Op-Ed: Why the ‘Pokémon Go’ update was doomed from the start
Releasing the newest major update to Pokémon Go in the middle of February is an awful, no good, very bad idea.
The game is out in dozens of countries, and a great number of them experience some sort of seasonal change; the ones that don’t, or even the ones with regions that don’t, are exempt from being lumped into this. For example, the average daily temperature in Los Angeles this time of year is about 64 degrees. Other than the aggressive amount of rain the area recently received, that’s lovely weather to take a stroll and catch a brand new Sneasel in. On the other side of the globe, New Delhi, India’s, average temperature this time of year is about 74 degrees. Places like this don’t need to worry about city-closing snowstorms and sub-zero temperatures getting in the way of their quest to be the very best like no one ever was.
Niantic, the San Francisco-based company that created this mobile app, apparently forgot that other parts of the world experience proper winters. While their city basks in February temperatures that usually hover around 60 degrees, residents of cities such as Madison, Wisconsin, need to consider whether or not a Chikorita is worth braving 31 degrees.
This is what Boston looked like on Feb. 9, 2017. [Photo credit Jesse Costa/WBUR]
Pokémon Go was a monstrous success partially because of the international nostalgia-stroking appeal of Pokémon and partially because they released it in the United States on July 6, a time of year that has decent weather no matter where you live in this country. Taking your phone along for an afternoon stroll to capture a nearby gym was easy—our parents always tell us to get out more, and this way we got to do it while playing a moderately passable excuse for a video game.
This recent addition of Generation Two Pokémon—first introduced in 1999 when Pokémon Silver and Gold hit shelves—is a great idea to keep consumer interest focused on what was once arguably the most popular mobile app in the United States. Niantic still hasn’t released information on where to catch a legendary Pokémon, but players can add nearly 100 more creatures to their phones by logging back in and aimlessly wandering around fields. They’ve even added two new names for Eevee to give easy access to its dark and psychic-type Eeveelutions.

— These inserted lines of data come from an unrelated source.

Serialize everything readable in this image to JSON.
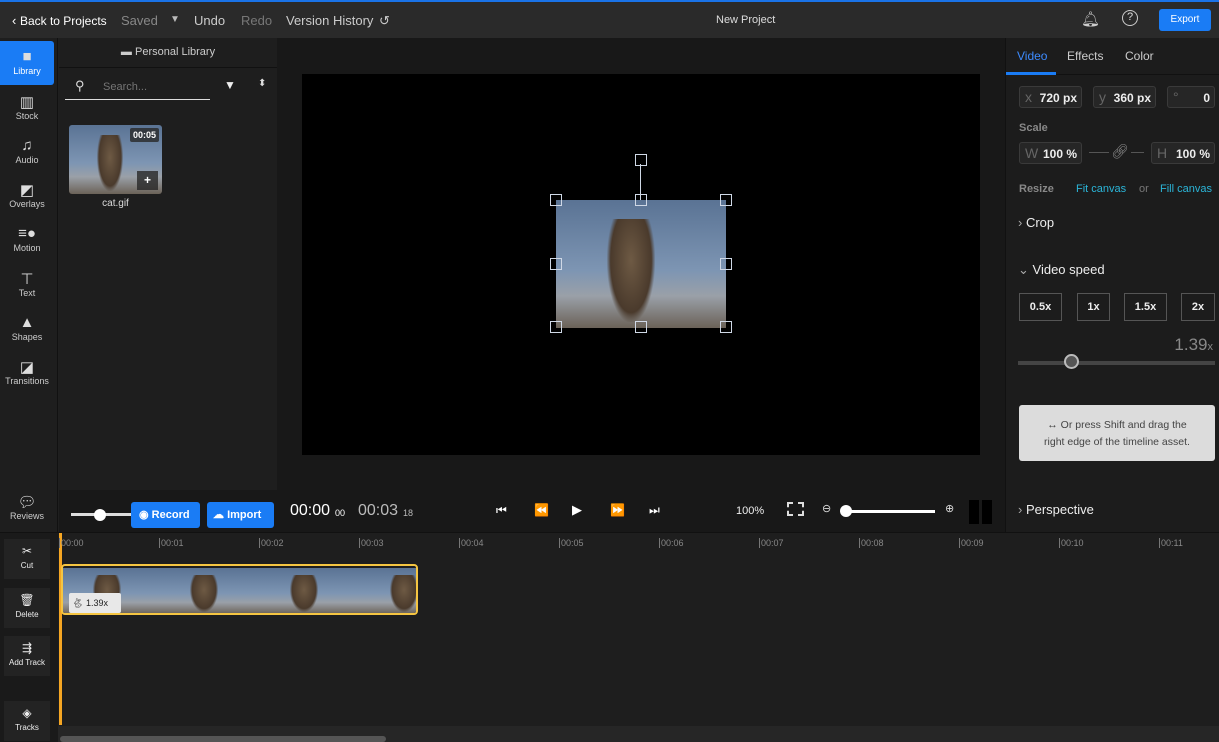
{
  "topbar": {
    "back": "Back to Projects",
    "saved": "Saved",
    "undo": "Undo",
    "redo": "Redo",
    "version_history": "Version History",
    "title": "New Project",
    "export": "Export"
  },
  "rail": [
    {
      "label": "Library",
      "icon": "folder-icon"
    },
    {
      "label": "Stock",
      "icon": "books-icon"
    },
    {
      "label": "Audio",
      "icon": "music-icon"
    },
    {
      "label": "Overlays",
      "icon": "overlay-icon"
    },
    {
      "label": "Motion",
      "icon": "motion-icon"
    },
    {
      "label": "Text",
      "icon": "text-icon"
    },
    {
      "label": "Shapes",
      "icon": "shapes-icon"
    },
    {
      "label": "Transitions",
      "icon": "transitions-icon"
    },
    {
      "label": "Reviews",
      "icon": "reviews-icon"
    }
  ],
  "library": {
    "title": "Personal Library",
    "search_placeholder": "Search...",
    "items": [
      {
        "name": "cat.gif",
        "duration": "00:05"
      }
    ]
  },
  "controls": {
    "record": "Record",
    "import": "Import",
    "current_time": "00:00",
    "current_frames": "00",
    "total_time": "00:03",
    "total_frames": "18",
    "zoom": "100%",
    "timeline_zoom": 0,
    "library_slider": 0.6
  },
  "right": {
    "tabs": [
      "Video",
      "Effects",
      "Color"
    ],
    "active_tab": "Video",
    "x_label": "x",
    "x": "720 px",
    "y_label": "y",
    "y": "360 px",
    "rot_label": "°",
    "rotation": "0",
    "scale_label": "Scale",
    "w_label": "W",
    "w": "100 %",
    "h_label": "H",
    "h": "100 %",
    "resize_label": "Resize",
    "fit": "Fit canvas",
    "or": "or",
    "fill": "Fill canvas",
    "crop": "Crop",
    "video_speed": "Video speed",
    "speeds": [
      "0.5x",
      "1x",
      "1.5x",
      "2x"
    ],
    "speed_value": "1.39",
    "speed_unit": "x",
    "hint_line1": "↔ Or press Shift and drag the",
    "hint_line2": "right edge of the timeline asset.",
    "perspective": "Perspective",
    "accent": "#1a7cf5",
    "link_color": "#2bb5d8"
  },
  "timeline": {
    "tools": [
      "Cut",
      "Delete",
      "Add Track",
      "Tracks"
    ],
    "ticks": [
      "00:00",
      "00:01",
      "00:02",
      "00:03",
      "00:04",
      "00:05",
      "00:06",
      "00:07",
      "00:08",
      "00:09",
      "00:10",
      "00:11"
    ],
    "clip_speed": "1.39x",
    "clip_border": "#f5c542"
  }
}
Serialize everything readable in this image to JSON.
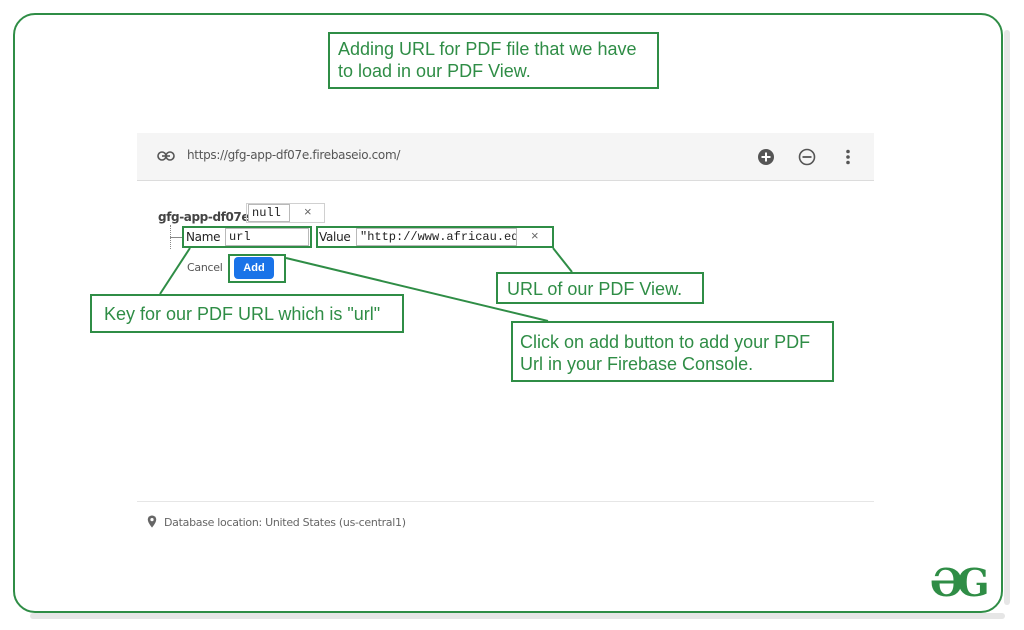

Unfortunately, their timing is terrible. There’s no way the number of people playing this game will reach the same levels it achieved last summer because they chose to release what can effectively be called a sequel in the middle of winter. Cities such as Boston, Madison and New York have weeks of snow on the horizon, closely followed by cold and slushy streets for weeks after that. The global audience living in warmer climates might give their numbers a nice bump for now, but how much more effective could this update have been if it dropped exactly one year after the initial release, complete with the ability to battle and a proper tracking system?